12
build castles in the air
build castles in Spain
To make impossible or imaginary plans, dream about future successes that are unlikely.
He liked to build castles in the air, but never succeeded in anything.
To build castles in Spain is natural for young people and they may work hard enough to get part of their wishes.
carry coals to Newcastle
To do something unnecessary; bring or furnish something of which there is plenty.
Newcastle is an English city near many coal mines, and coal is sent out from there to other places.
The man who waters his grass after a good rain is carrying coals to Newcastle.
Joe was carrying coals to Newcastle when he told the doctor how to cure a cold.
cast about
cast around
To look everywhere; search.
The committee was casting about for an experienced teacher to take the retiring principal's place.
To search your mind; try to remember something; try to think of something.
The teacher cast about for an easy way to explain the lesson.
Jane cast around for a good subject for her report.
cast down
downcast
Discouraged; sad; unhappy. Used less often than the reverse form downcast.
Mary was cast down at the news of her uncle's death.
Charles felt cast down when he lost the race.
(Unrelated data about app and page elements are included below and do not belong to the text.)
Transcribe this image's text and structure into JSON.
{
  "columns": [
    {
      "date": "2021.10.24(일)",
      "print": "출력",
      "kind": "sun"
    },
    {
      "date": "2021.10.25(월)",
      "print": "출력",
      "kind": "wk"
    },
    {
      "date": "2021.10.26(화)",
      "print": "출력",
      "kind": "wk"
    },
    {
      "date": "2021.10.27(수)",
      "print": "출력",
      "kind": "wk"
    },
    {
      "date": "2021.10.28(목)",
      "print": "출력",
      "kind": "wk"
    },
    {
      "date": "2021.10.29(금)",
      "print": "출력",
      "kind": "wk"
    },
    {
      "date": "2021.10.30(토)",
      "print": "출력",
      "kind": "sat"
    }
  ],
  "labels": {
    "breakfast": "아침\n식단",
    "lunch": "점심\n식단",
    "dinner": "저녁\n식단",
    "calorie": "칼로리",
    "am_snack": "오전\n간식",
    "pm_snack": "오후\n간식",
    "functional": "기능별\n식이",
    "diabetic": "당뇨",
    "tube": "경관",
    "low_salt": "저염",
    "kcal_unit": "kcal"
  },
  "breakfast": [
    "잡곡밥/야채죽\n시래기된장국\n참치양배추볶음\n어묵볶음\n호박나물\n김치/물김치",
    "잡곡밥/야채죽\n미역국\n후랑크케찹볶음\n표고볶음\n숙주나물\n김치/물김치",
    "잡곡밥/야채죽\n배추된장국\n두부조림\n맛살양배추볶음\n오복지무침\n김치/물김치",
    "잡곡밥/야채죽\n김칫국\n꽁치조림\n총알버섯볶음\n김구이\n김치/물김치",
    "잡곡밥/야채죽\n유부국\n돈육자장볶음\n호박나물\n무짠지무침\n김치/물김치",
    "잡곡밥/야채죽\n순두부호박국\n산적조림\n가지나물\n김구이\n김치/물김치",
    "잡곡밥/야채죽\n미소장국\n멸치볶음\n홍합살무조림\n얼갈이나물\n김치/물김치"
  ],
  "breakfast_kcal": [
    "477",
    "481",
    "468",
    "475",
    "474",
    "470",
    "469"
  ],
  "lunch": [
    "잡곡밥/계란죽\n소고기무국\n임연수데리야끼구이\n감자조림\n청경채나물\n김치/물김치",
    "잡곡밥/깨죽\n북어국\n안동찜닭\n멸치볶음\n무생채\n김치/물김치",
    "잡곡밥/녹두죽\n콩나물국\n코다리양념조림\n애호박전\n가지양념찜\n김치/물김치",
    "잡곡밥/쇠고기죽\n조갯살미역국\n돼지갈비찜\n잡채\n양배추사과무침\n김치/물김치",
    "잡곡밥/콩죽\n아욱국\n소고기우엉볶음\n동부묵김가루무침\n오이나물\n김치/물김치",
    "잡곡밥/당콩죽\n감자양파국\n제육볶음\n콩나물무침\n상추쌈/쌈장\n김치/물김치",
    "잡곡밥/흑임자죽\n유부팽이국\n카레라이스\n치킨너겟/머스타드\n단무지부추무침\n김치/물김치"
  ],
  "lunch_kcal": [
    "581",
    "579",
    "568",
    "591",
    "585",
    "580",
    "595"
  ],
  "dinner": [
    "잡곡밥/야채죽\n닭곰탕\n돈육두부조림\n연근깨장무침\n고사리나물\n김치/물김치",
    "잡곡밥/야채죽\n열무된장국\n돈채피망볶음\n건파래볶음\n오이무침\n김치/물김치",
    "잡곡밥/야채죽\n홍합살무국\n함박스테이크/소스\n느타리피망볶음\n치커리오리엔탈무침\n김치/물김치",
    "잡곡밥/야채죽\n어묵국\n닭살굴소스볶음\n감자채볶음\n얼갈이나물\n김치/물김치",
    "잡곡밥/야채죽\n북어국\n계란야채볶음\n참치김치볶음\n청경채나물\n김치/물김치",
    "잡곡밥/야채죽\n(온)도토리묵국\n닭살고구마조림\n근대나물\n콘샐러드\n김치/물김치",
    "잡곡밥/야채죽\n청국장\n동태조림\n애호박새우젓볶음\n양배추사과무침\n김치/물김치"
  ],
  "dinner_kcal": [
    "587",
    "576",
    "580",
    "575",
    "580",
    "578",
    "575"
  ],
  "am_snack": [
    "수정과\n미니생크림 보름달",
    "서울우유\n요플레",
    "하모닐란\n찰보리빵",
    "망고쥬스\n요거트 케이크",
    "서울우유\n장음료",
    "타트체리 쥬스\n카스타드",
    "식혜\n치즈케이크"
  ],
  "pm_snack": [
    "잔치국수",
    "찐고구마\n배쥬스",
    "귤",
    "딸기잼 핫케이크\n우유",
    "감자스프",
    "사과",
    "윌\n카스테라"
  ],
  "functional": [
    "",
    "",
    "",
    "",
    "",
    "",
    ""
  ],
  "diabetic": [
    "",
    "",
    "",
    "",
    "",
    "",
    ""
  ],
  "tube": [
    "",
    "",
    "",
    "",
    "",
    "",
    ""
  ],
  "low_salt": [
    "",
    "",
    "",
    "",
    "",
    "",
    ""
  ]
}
cast light upon
shed light upon
throw light upon
cast light on
shed light on
throw light on
To explain; illuminate; clarify.
The letters that were found suddenly cast a new light on the circumstances of Tom's disappearance.
Einstein's General Theory of Relativity threw light upon the enigma of our universe.
cast loose
To unfasten; untie; let loose (as a rope holding a boat).
At that moment Commander Farragut was ordering the last moorings to be cast loose which held the Abraham Lincoln to the pier of Brooklyn.
cast off
To unfasten; untie; let loose (as a rope holding a boat).
The captain of the boat cast off the line and we were soon out in open water.
To untie a rope holding a boat or something suggesting a boat.
We cast off and set sail at 6 A.M.
To knit the last row of stitches.
When she had knitted the twentieth row of stitches she cast off.
To say that you do not know (someone) any more; not accept as a relative or friend.
Mr. Jones cast off his daughter when she married against his wishes.
cast out
To force (someone) to go out or away; banish; expel.
After the scandal, he was cast out of the best society.
Compare:
cast off